What Is a Pearl?
Natural pearls form when an irritant – usually a parasite and not the commonly cited grain of sand – finds its way into an oyster, mussel or clam. As a defence mechanism, a fluid (called ‘nacre’) is released that coats the irritant. Layer upon layer of this nacre is released until a pearl is formed. Perhaps not the most glamorous back story, but the results are undeniably beautiful.
Pearls can originate in saltwater and freshwater and come in a range of colours, shapes and size. At Argyle, we have one of the largest ranges of pearl types available in Brisbane, including Akoya, Tahitian, South Sea, Mabe, Freshwater and Keshi Pearls.
Find out more about our pearl types below:
Akoya Pearls are well known for their perfectly round shape, white colour and sharp, reflective lustre. Akoya Pearls grow off the coast of Japan, and they have been the classic pearl of choice for nearly 100 years. If you imagine a pearl necklace, the image that came to your mind probably contains Akoya Pearls.
Tahitian Pearls are grown in French Polynesia – they are the only naturally-occurring dark pearls. Most Tahitian pearls that are referred to as ‘black’ are actually charcoal grey, silver, or dark green. A true black Tahitian pearl is extremely rare and considered to be one of the most beautiful pearls in the world.
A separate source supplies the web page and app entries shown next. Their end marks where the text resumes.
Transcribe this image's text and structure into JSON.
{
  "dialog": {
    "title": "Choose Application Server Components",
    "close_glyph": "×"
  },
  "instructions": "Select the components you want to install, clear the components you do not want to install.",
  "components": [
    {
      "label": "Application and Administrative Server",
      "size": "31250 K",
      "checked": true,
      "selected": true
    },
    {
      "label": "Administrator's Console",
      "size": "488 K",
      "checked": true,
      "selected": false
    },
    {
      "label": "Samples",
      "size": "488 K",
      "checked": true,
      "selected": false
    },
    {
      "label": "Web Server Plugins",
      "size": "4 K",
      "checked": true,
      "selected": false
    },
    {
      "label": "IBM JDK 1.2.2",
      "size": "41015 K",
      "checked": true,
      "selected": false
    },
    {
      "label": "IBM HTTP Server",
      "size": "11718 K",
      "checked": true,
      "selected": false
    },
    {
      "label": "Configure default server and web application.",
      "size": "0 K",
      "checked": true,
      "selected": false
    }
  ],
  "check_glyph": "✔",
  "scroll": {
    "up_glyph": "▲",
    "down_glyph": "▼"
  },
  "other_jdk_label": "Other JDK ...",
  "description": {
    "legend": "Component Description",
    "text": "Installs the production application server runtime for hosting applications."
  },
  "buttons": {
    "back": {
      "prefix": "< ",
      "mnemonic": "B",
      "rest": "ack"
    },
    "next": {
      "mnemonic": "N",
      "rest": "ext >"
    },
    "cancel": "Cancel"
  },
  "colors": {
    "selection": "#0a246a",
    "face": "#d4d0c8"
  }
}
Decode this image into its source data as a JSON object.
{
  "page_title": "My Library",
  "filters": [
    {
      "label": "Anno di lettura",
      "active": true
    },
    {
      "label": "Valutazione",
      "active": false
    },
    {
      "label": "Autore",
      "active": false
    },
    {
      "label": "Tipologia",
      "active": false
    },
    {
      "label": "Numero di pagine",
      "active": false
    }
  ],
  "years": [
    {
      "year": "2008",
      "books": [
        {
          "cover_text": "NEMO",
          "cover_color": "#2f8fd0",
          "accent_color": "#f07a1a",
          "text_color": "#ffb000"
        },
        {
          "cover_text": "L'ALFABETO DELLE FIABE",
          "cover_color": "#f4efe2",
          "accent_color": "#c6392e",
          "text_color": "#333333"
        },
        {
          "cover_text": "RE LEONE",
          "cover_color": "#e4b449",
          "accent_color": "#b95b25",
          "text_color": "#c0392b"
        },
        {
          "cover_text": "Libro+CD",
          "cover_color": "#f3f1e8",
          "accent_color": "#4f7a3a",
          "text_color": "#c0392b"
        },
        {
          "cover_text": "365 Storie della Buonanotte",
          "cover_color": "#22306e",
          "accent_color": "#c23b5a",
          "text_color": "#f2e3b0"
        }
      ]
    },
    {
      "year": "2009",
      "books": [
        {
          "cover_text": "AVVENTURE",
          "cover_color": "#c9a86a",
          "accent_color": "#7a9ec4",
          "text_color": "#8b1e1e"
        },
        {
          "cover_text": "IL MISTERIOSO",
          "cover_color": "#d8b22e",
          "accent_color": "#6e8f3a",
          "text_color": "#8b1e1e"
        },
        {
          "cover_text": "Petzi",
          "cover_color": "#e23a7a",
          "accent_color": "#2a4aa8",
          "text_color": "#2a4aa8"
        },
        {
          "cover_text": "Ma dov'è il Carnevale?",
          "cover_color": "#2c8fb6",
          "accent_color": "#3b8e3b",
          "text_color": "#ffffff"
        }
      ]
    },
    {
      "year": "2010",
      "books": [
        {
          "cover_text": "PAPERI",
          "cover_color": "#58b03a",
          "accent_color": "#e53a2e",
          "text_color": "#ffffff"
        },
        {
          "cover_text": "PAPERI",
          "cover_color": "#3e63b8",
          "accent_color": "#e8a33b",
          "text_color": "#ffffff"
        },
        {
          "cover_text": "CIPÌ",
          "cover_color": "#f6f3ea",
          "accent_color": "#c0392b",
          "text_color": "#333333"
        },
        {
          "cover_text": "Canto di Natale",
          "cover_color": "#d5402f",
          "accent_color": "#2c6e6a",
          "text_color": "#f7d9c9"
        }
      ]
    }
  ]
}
Tahitian pearls are also available in white and can contain undertones and overtones of green, pink, blue, silver and yellow.
In terms of shape, Tahitian Pearls come in drops, baroque shapes and ovals – round Tahitian Pearls are very rare.
South Sea Pearls
South Sea Pearls are grown primarily in Australia, the Philippines and Indonesia. They range in colour from white to gold and are the largest saltwater pearls grown today.
Due to their large size, perfectly round South Sea Pearls are very rare – they occur more commonly in forms like drops, baroque shapes and ovals. All of these shapes are considered highly valuable.
Mabe Pearls offer the over-sized and shimmering look of a natural South Sea Pearl for a fraction of the price. Instead of growing inside the body of a mollusc, Mabe Pearls grow against the inside shell. This process means that Mabe Pearls have a flat side and are not spherical. Because of this, they are often referred to as ‘half pearls’.
Mabe Pearls come in a range of colours and the unique ‘nacre’ of the Mabe oyster produces brilliant and rainbow-like hues.
Freshwater Pearls are grown in lakes, rivers and ponds. Cultured Freshwater Pearls are the result of an elaborate process in which tiny tissue grafts are implanted into the thick mantle of a live mussel. Our Freshwater Pearls are mostly round or oval shaped and look very similar to natural Akoya Pearls when worn – the only giveaway is that they are generally smaller and a little less symmetrical. Cultured Freshwater Pearls are beautiful and affordable.
Keshi refers to a shape of pearl, rather than a type of pearl, as is commonly believed. Keshi Pearls form for two reasons: one, when an oyster rejects and spits out the implanted nucleus before the culturing process is complete. Two, when the implanted irritant fractures and forms two separate pearl sacs – that is, circles of nacre – neither of which has a nucleus. The way Keshi Pearls form means that they do not have a nucleus and are therefore 100% nacre. This gives them an especially lustrous surface that remains unchanged throughout time.
Keshi pearls can form in either saltwater or freshwater molluscs. They are generally small in size and their shapes and colours vary widely – they can range from pure white to tones of grey, blue, green, pink and yellow.
Argyle Jewellers Pearls
If you are looking for a beautiful pearl necklace, bracelet or pendant to compliment your style, browse our range of pearl types now. We have pearls to suit any occasion, budget and taste.
Want to design your own piece of pearl jewellery? You can do that with our custom design service. If you have any questions about our pearl jewellery or our Brisbane jewellers, don’t hesitate to contact us.